People, another thing you need to think about with the gigapixel cameras and shifting pixel tech, and whatever else…you are all reviewing compressed images on the web. At very reduced resolution. Facebook forum groups like the ones for the Fujifilm GFX cameras are wonderful for this. People take 100 MP images and put 2048px long side images up for review. WHY? The images produced by a GFX 50s or 100 camera need to be looked at PRINTED to at least 18x36 INCHES (11x14 at the least in my opinion) to see why they are worth their money. If all you do is shoot to publish online or for small magazine prints, then stick with APS-C or a 35mm full frame camera. Hey, if you honestly think you see a difference in compressed, poorly color managed, pixels on a screen between cameras, just keep drinking the Kool-Aid, at least you will be hydrated. If you really want to showcase your work without compression and with good color, then you will need to put up your images to a site that offers color profiles and full res images to reside there.

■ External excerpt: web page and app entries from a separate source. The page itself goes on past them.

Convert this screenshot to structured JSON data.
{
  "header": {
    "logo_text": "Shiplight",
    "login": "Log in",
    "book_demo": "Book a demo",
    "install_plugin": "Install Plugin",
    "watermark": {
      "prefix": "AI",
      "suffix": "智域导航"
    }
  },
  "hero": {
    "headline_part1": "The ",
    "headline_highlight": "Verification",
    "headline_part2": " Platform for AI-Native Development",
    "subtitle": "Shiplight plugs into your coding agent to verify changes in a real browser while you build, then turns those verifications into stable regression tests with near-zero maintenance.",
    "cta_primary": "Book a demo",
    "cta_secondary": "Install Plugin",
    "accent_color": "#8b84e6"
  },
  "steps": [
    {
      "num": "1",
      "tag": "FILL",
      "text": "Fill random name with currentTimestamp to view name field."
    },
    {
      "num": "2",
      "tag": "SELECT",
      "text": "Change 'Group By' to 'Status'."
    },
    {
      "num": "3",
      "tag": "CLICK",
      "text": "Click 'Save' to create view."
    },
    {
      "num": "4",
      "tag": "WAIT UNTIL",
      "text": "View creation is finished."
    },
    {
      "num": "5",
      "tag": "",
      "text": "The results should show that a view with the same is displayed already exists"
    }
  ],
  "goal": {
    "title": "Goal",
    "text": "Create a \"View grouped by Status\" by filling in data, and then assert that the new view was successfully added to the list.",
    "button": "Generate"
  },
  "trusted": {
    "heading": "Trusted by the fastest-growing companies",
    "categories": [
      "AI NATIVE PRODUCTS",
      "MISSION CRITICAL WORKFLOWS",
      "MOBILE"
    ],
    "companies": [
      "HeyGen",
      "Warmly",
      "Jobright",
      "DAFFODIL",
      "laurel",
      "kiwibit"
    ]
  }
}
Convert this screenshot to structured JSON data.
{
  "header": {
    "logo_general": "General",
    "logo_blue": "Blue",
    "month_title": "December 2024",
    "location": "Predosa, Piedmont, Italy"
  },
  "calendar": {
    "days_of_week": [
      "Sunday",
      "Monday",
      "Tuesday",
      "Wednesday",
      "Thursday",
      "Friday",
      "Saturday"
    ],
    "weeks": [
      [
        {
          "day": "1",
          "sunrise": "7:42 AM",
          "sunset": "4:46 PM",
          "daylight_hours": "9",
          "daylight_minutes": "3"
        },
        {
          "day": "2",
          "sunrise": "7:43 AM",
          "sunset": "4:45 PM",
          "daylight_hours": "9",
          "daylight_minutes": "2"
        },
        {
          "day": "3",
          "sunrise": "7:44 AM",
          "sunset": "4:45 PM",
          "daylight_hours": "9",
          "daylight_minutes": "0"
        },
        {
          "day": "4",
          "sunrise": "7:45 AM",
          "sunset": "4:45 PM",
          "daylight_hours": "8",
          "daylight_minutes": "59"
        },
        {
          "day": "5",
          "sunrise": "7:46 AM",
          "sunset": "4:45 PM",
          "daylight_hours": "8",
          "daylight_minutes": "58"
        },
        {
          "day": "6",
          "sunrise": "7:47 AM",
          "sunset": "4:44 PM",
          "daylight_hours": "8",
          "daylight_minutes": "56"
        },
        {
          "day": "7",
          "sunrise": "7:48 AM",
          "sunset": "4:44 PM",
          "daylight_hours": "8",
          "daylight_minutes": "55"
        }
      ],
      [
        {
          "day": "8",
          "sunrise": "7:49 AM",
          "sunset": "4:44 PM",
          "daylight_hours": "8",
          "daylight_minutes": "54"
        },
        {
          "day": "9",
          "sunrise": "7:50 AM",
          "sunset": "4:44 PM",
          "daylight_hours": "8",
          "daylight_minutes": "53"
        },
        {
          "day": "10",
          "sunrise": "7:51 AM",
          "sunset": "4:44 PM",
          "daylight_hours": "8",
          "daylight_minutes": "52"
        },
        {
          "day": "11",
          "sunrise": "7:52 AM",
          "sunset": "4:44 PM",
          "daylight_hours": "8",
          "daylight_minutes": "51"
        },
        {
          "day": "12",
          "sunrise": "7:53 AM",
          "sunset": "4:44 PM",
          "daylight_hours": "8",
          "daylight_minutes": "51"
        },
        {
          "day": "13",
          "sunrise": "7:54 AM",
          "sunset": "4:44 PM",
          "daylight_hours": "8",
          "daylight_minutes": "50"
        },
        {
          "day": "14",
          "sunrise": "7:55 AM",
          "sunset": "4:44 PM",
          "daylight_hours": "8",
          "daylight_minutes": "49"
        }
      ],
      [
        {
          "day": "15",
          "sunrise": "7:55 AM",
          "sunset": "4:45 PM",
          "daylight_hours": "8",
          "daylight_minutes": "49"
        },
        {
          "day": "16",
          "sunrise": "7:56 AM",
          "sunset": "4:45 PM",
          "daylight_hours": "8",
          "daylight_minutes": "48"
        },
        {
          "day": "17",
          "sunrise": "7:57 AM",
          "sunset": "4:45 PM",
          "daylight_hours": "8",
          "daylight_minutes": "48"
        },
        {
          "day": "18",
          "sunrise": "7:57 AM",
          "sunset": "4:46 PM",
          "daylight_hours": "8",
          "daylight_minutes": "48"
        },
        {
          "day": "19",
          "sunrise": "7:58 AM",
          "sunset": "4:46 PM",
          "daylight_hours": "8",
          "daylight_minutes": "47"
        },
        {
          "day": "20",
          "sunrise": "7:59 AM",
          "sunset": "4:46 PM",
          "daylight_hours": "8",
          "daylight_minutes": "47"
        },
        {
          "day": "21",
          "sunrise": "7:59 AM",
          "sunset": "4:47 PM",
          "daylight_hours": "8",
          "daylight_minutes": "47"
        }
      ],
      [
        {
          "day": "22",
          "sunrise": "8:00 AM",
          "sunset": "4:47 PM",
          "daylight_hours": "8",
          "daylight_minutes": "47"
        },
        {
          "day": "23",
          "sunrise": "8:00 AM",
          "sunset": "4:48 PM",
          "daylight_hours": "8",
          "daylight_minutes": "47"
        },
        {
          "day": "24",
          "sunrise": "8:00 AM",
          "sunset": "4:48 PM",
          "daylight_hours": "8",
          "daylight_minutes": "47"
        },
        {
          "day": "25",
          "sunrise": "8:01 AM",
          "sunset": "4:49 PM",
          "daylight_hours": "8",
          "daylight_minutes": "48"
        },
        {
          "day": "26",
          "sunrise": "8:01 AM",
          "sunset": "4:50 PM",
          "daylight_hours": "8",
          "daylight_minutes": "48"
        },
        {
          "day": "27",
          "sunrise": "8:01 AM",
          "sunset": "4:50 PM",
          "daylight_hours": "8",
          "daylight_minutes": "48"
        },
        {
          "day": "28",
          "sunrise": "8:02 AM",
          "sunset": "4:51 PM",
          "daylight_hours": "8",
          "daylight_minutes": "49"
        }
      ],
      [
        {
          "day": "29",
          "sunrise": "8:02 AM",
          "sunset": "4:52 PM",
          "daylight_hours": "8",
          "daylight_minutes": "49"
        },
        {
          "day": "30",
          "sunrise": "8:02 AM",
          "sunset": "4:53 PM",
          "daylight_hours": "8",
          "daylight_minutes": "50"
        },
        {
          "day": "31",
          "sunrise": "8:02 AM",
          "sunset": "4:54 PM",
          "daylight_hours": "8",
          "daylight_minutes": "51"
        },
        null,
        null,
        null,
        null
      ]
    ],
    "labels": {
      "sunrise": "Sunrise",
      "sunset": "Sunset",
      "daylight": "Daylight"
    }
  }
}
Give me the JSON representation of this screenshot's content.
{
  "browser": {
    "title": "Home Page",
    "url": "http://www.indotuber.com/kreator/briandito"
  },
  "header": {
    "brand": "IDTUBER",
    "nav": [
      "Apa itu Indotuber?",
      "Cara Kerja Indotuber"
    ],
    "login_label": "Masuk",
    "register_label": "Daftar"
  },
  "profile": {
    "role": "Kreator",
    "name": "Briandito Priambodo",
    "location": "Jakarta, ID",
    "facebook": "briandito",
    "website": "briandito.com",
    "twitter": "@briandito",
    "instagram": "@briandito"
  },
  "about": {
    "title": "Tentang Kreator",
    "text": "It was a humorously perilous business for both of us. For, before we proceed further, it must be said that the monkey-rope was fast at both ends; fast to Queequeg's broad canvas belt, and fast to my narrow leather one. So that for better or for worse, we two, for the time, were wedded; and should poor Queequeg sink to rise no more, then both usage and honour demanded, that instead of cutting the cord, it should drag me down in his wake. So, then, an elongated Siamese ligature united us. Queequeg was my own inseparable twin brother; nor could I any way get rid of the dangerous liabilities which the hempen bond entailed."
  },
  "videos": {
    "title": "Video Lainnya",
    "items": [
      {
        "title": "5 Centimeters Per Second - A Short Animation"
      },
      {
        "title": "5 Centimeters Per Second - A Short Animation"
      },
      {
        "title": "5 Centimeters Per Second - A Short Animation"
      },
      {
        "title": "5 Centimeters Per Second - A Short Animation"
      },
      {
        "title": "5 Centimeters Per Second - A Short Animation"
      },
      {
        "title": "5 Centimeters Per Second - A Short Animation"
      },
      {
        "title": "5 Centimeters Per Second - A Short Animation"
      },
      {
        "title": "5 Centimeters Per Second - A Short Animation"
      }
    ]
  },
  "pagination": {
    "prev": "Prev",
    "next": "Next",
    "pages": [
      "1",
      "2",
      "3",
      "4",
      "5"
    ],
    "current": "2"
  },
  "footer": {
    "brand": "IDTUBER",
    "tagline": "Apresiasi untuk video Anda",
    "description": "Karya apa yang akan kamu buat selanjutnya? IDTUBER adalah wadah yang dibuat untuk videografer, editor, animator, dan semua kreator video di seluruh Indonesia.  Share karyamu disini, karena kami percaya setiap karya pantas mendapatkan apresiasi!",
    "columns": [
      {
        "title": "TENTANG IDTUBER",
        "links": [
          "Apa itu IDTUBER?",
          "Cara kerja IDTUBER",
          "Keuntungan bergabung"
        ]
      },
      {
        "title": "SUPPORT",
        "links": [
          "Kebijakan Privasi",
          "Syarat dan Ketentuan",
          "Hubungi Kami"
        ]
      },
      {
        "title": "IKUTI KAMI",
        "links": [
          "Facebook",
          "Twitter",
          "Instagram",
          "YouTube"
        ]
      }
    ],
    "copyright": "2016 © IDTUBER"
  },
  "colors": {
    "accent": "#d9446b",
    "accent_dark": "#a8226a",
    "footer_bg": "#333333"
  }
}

Just putting them into a Dropbox folder is better than Facebook or instagram. A good old printed portfolio with large prints is still the best way to showcase your work to clients.

There are a lot of people out there with stupid amounts of disposable income. Everything costs more these days. In the camera world, people are dropping $10k on camera bodies and most of these people are amateurs, serious enthusiasts at best. Their pictures are not better and some are smart enough (or dumb enough) to admit they dropped all this coin and their pictures are still ho-hum. I guess the Fujifilm GFX100 is wildly popular and is sold out now through November. There are now hundreds of bad to less than good GFX100 images flooding the web. Whats worse is people post them stating “taken with the GFX100 and 45mm lens…” like using the camera made the crappy scene better? It’s still a crappy picture! Holga or GFX100, just pointing a camera at something and pressing the button does not a picture make. I’m not picking on Fujifilm here, I can say the same thing about Leica’s and their range of cameras, or the new Sony’s or Panasonics, Nikons, or what have you. People spend more now on camera bodies and optics for them than they spent on their education or first homes. Really. Some new cars are cheaper. Sony has the A9 body which is reputed to be the tops in sports and wildlife imagery. They just announced and are delivering a $12k 400mm 2.8 lens for it. Its a $17k package. Ok, if you have a contract to shoot sports and the fees can pay for it, do it. But everyday people with $17k laying around (???!!!) are buying in and taking pictures of birds in their backyard. Nikon and Canon offer similar packages. I think Canon’s package is more like $19k. In the case of the GFX100, I do think you are wise to wait. Fujifilm will within a year, probably drop the price. They always do. And the used market will be flooded with GFX100’s as people will quickly realize that the $10k could have been pointed elsewhere for greater overall satisfaction and for $10k their pics didn’t get any better. Now, it’s just $10k sitting around cause the old Canon Rebel takes just as good of pictures for them. And its lighter. So if you truly want a 100MP camera be patient.

Wally KilburgComment